Though there are few gullible enough to believe the pathetic spin being employed to promote the proposed Iraq oil laws to the American public, this hasn’t stopped Washington from trying.
So-called “oil contracts” have been on the table of the Iraqi Parliament for months, and the fluff of lies printed about them in U..S. media is nauseating.
No amount of propaganda can resolve the incoherence of the explanation that it is in the best interests of Iraq to give away 80% of their oil profits to foreign oil companies who will exercise complete control over how much oil is produced by the country, or that how such oil laws are supposed to magically resolve the sectarian disputes between Shiites, Sunnis and Kurds.

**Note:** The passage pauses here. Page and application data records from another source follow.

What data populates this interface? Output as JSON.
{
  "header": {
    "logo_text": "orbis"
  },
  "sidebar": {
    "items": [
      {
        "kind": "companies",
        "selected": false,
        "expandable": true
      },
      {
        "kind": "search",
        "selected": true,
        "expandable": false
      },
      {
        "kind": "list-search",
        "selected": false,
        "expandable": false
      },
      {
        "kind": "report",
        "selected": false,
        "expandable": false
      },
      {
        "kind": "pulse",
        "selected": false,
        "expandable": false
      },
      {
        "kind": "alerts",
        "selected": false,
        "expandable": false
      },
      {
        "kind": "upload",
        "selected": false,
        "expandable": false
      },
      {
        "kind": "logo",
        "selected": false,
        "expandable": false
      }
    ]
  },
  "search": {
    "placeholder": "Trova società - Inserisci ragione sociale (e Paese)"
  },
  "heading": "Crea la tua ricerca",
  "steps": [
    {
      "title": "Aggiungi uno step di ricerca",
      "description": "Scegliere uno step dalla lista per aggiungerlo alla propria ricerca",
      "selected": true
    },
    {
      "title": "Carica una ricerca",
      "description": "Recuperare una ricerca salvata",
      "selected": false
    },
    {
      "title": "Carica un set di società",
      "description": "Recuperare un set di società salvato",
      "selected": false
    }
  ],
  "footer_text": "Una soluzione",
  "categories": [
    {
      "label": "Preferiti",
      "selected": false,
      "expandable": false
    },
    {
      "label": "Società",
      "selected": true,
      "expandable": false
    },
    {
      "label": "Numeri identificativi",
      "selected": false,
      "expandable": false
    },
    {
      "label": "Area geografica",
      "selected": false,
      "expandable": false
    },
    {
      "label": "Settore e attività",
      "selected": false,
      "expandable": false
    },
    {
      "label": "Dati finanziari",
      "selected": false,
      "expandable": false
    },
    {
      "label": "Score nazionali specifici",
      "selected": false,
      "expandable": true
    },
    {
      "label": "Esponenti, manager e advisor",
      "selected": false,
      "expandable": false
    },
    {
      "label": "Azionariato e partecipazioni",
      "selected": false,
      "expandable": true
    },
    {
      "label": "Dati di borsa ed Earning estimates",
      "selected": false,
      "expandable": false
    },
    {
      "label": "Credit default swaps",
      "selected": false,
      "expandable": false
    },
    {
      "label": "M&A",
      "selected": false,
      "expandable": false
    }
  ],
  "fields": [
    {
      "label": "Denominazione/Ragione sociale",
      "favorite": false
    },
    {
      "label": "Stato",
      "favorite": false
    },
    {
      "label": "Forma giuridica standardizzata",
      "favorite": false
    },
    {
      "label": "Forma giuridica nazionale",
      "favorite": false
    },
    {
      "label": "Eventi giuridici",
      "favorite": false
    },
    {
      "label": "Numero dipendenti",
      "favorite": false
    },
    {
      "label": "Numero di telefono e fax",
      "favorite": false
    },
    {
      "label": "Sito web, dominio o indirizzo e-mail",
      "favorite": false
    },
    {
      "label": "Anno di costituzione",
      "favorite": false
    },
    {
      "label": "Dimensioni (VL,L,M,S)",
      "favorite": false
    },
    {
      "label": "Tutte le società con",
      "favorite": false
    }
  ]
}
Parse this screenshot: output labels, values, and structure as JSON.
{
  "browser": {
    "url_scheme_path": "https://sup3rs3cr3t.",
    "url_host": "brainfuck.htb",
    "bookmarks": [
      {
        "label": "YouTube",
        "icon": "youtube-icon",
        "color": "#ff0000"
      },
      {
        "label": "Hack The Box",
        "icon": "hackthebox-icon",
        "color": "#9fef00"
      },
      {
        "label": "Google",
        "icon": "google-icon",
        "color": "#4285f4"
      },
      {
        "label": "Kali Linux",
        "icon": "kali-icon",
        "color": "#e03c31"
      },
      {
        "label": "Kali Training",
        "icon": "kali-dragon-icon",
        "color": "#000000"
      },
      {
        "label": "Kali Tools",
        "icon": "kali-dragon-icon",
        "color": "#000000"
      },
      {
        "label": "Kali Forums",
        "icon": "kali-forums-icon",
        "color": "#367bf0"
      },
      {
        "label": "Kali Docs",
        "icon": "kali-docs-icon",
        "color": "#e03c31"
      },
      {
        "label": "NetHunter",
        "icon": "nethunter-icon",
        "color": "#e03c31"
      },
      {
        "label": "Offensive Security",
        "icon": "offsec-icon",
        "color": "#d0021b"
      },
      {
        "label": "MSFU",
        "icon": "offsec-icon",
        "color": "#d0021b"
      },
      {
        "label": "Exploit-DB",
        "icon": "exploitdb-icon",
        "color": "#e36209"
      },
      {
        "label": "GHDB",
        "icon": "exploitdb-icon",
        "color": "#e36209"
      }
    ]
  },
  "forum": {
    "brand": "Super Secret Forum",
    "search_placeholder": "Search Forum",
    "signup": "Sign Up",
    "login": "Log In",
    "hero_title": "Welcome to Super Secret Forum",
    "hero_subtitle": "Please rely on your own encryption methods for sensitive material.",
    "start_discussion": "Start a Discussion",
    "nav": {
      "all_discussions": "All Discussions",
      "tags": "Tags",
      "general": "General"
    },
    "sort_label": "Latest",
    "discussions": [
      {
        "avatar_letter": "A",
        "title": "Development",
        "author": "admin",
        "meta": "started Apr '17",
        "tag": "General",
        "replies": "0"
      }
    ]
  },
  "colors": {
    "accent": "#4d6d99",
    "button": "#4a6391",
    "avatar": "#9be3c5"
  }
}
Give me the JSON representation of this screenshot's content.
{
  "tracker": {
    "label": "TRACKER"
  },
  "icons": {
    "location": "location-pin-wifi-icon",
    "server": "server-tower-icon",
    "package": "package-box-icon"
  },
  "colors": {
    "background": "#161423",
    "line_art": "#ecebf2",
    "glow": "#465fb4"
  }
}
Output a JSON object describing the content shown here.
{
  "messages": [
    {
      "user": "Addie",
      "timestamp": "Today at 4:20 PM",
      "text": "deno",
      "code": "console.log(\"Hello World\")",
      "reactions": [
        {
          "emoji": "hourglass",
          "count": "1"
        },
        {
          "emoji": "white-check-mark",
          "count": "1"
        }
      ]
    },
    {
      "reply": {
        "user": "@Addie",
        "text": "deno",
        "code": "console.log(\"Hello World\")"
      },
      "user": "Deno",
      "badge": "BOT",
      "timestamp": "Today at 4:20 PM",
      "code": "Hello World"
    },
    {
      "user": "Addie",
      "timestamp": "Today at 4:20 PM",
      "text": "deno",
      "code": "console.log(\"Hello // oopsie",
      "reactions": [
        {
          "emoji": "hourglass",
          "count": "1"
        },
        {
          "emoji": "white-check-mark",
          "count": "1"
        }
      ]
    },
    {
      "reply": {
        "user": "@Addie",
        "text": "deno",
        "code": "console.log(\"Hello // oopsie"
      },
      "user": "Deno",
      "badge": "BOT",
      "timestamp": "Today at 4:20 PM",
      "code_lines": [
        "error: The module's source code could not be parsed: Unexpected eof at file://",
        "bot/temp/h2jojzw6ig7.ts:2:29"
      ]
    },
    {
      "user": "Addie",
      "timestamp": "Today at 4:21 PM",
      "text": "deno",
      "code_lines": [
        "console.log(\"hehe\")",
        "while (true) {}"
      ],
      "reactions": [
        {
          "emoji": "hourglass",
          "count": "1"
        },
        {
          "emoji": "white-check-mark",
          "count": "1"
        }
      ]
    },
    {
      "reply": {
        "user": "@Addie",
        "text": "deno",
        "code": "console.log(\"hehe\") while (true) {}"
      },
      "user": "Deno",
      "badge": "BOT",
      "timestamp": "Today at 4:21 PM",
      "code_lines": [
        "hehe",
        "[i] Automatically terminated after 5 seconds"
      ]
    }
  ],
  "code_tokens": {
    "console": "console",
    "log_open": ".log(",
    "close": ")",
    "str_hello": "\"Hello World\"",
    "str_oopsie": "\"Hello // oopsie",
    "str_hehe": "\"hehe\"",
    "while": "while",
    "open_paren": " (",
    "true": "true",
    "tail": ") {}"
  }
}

They are proposals for agreements between the Iraqi government such as it is and the world’s largest energy corporations which will determine for a decade or more just how much oil can be pumped out of which fields by whom and how the enormous profits will be shared.
Traditionally the revenue from these fields has been controlled by the Iraqi government as a state-owned resource. Present proposals will probably reduce the amount of control the Iraqi state maintains, while the oil companies are likely to benefit from Iraq’s present weakness which will force them to sign agreements to their disadvantage. Making agreement on the contracts one of the “benchmarks” for the US military departure from Iraq is a form of arm-twisting pressure, saying, in effect: “If you want us out, sign the proposals!”.